The data:
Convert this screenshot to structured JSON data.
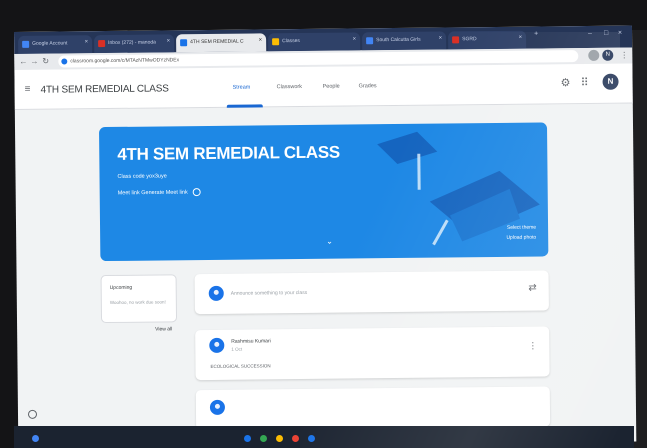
{
  "browser": {
    "tabs": [
      {
        "label": "Google Account"
      },
      {
        "label": "Inbox (272) - manoda"
      },
      {
        "label": "4TH SEM REMEDIAL C"
      },
      {
        "label": "Classes"
      },
      {
        "label": "South Calcutta Girls"
      },
      {
        "label": "SGRD"
      }
    ],
    "url": "classroom.google.com/c/MTAzNTMwODYzNDEx",
    "profile_initial": "N"
  },
  "app": {
    "menu_icon": "hamburger-icon",
    "title": "4TH SEM REMEDIAL CLASS",
    "tabs": [
      "Stream",
      "Classwork",
      "People",
      "Grades"
    ],
    "active_tab": "Stream",
    "avatar_initial": "N"
  },
  "banner": {
    "title": "4TH SEM REMEDIAL CLASS",
    "class_code": "Class code  yox3uye",
    "meet_link": "Meet link  Generate Meet link",
    "select_theme": "Select theme",
    "upload_photo": "Upload photo",
    "color": "#1e88e5"
  },
  "upcoming": {
    "title": "Upcoming",
    "subtitle": "Woohoo, no work due soon!",
    "view_all": "View all"
  },
  "announce": {
    "placeholder": "Announce something to your class"
  },
  "post": {
    "author": "Rashmisu Kumari",
    "date": "1 Oct",
    "body": "ECOLOGICAL SUCCESSION"
  }
}
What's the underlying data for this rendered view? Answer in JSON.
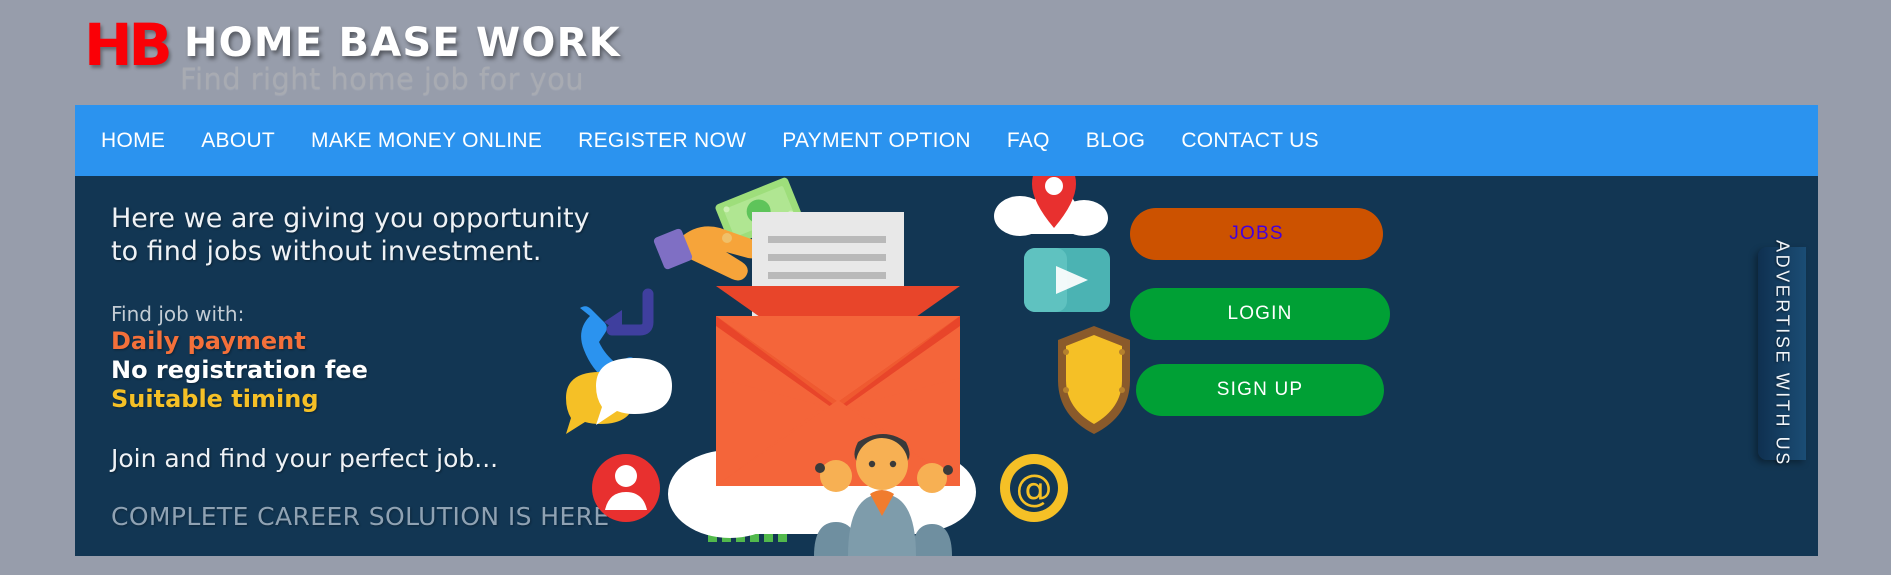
{
  "colors": {
    "page_bg": "#979dab",
    "nav_blue": "#2b93ef",
    "hero_navy": "#123653",
    "logo_red": "#fa0006",
    "jobs_orange": "#cc5200",
    "jobs_text_purple": "#4400dd",
    "green": "#00a035",
    "feature_orange": "#f4703a",
    "feature_yellow": "#f5c026"
  },
  "logo": {
    "mark": "HB",
    "title": "HOME BASE WORK",
    "tagline": "Find right home job for you"
  },
  "nav": {
    "items": [
      {
        "label": "HOME"
      },
      {
        "label": "ABOUT"
      },
      {
        "label": "MAKE MONEY ONLINE"
      },
      {
        "label": "REGISTER NOW"
      },
      {
        "label": "PAYMENT OPTION"
      },
      {
        "label": "FAQ"
      },
      {
        "label": "BLOG"
      },
      {
        "label": "CONTACT US"
      }
    ]
  },
  "hero": {
    "headline_line1": "Here we are giving you opportunity",
    "headline_line2": "to find jobs without investment.",
    "find_label": "Find job with:",
    "features": [
      {
        "label": "Daily payment",
        "color": "orange"
      },
      {
        "label": "No registration fee",
        "color": "white"
      },
      {
        "label": "Suitable timing",
        "color": "yellow"
      }
    ],
    "join_text": "Join and find your perfect job...",
    "tagline": "COMPLETE CAREER SOLUTION IS HERE"
  },
  "cta": {
    "jobs": "JOBS",
    "login": "LOGIN",
    "signup": "SIGN UP"
  },
  "advertise_tab": {
    "label": "ADVERTISE WITH US"
  },
  "illustration": {
    "description": "Open envelope with letter resting on a white cloud, surrounded by flat icons",
    "icons": [
      "hand-holding-money-icon",
      "phone-callback-icon",
      "chat-bubbles-icon",
      "user-avatar-icon",
      "growth-chart-icon",
      "people-group-icon",
      "at-symbol-icon",
      "shield-icon",
      "play-button-icon",
      "location-pin-cloud-icon"
    ]
  }
}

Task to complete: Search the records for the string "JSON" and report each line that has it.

Answer to this problem:
Convert this screenshot to structured JSON data.
What's the underlying data for this rendered view? Answer in JSON.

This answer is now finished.